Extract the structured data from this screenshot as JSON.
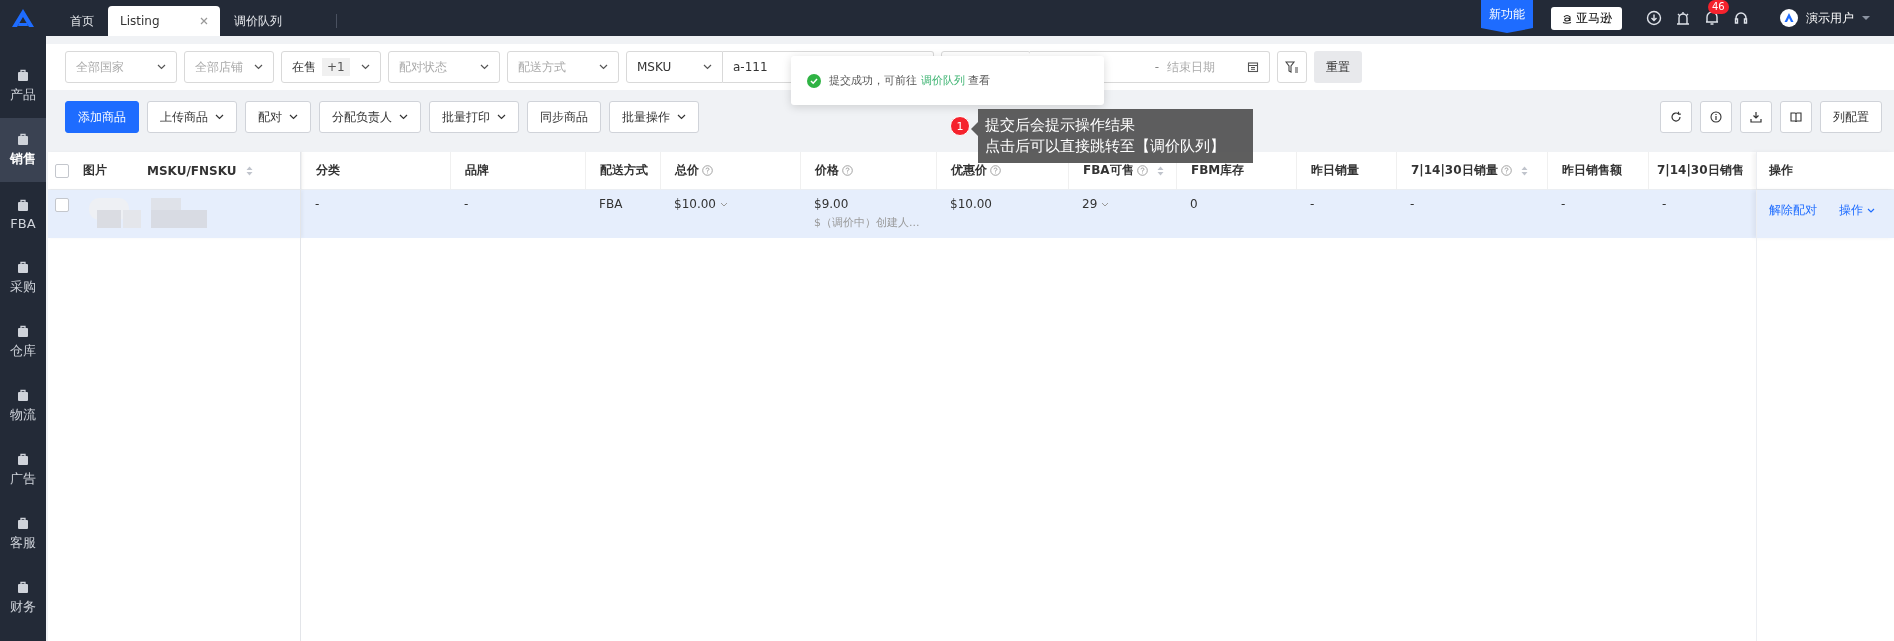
{
  "sidebar": {
    "items": [
      {
        "label": "产品",
        "selected": false
      },
      {
        "label": "销售",
        "selected": true
      },
      {
        "label": "FBA",
        "selected": false
      },
      {
        "label": "采购",
        "selected": false
      },
      {
        "label": "仓库",
        "selected": false
      },
      {
        "label": "物流",
        "selected": false
      },
      {
        "label": "广告",
        "selected": false
      },
      {
        "label": "客服",
        "selected": false
      },
      {
        "label": "财务",
        "selected": false
      }
    ]
  },
  "tabs": [
    {
      "label": "首页",
      "selected": false,
      "closable": false
    },
    {
      "label": "Listing",
      "selected": true,
      "closable": true
    },
    {
      "label": "调价队列",
      "selected": false,
      "closable": false
    }
  ],
  "header": {
    "new_feature": "新功能",
    "store_button": "亚马逊",
    "notification_count": "46",
    "user": "演示用户"
  },
  "filters": [
    {
      "kind": "select",
      "placeholder": "全部国家"
    },
    {
      "kind": "select",
      "placeholder": "全部店铺"
    },
    {
      "kind": "multi",
      "value": "在售",
      "extra": "+1"
    },
    {
      "kind": "select",
      "placeholder": "配对状态"
    },
    {
      "kind": "select",
      "placeholder": "配送方式"
    },
    {
      "kind": "search",
      "field": "MSKU",
      "value": "a-111"
    },
    {
      "kind": "blank"
    },
    {
      "kind": "daterange",
      "separator": "-",
      "placeholder": "结束日期"
    }
  ],
  "reset": "重置",
  "toolbar": {
    "buttons": [
      {
        "label": "添加商品",
        "primary": true,
        "dropdown": false
      },
      {
        "label": "上传商品",
        "primary": false,
        "dropdown": true
      },
      {
        "label": "配对",
        "primary": false,
        "dropdown": true
      },
      {
        "label": "分配负责人",
        "primary": false,
        "dropdown": true
      },
      {
        "label": "批量打印",
        "primary": false,
        "dropdown": true
      },
      {
        "label": "同步商品",
        "primary": false,
        "dropdown": false
      },
      {
        "label": "批量操作",
        "primary": false,
        "dropdown": true
      }
    ],
    "column_config": "列配置"
  },
  "table": {
    "select_all_checked": false,
    "frozen_columns": [
      {
        "label": "图片",
        "sort": false
      },
      {
        "label": "MSKU/FNSKU",
        "sort": true
      }
    ],
    "columns": [
      {
        "label": "分类",
        "help": false,
        "sort": false
      },
      {
        "label": "品牌",
        "help": false,
        "sort": false
      },
      {
        "label": "配送方式",
        "help": false,
        "sort": false
      },
      {
        "label": "总价",
        "help": true,
        "sort": false
      },
      {
        "label": "价格",
        "help": true,
        "sort": false
      },
      {
        "label": "优惠价",
        "help": true,
        "sort": false
      },
      {
        "label": "FBA可售",
        "help": true,
        "sort": true
      },
      {
        "label": "FBM库存",
        "help": false,
        "sort": false
      },
      {
        "label": "昨日销量",
        "help": false,
        "sort": false
      },
      {
        "label": "7|14|30日销量",
        "help": true,
        "sort": true
      },
      {
        "label": "昨日销售额",
        "help": false,
        "sort": false
      },
      {
        "label": "7|14|30日销售",
        "help": false,
        "sort": false
      }
    ],
    "actions_column": "操作",
    "rows": [
      {
        "checked": false,
        "cells": [
          {
            "text": "-"
          },
          {
            "text": "-"
          },
          {
            "text": "FBA"
          },
          {
            "text": "$10.00",
            "dropdown": true
          },
          {
            "text": "$9.00",
            "sub": "$（调价中）创建人..."
          },
          {
            "text": "$10.00"
          },
          {
            "text": "29",
            "dropdown": true
          },
          {
            "text": "0"
          },
          {
            "text": "-"
          },
          {
            "text": "-"
          },
          {
            "text": "-"
          },
          {
            "text": "-"
          }
        ],
        "actions": [
          "解除配对",
          "操作"
        ]
      }
    ]
  },
  "toast": {
    "text": "提交成功，可前往",
    "link": "调价队列",
    "after": "查看"
  },
  "annotation": {
    "number": "1",
    "lines": [
      "提交后会提示操作结果",
      "点击后可以直接跳转至【调价队列】"
    ]
  }
}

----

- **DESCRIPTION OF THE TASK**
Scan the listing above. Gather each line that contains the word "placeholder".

- **ANSWER**
      "placeholder": "全部国家"
      "placeholder": "全部店铺"
      "placeholder": "配对状态"
      "placeholder": "配送方式"
      "placeholder": "结束日期"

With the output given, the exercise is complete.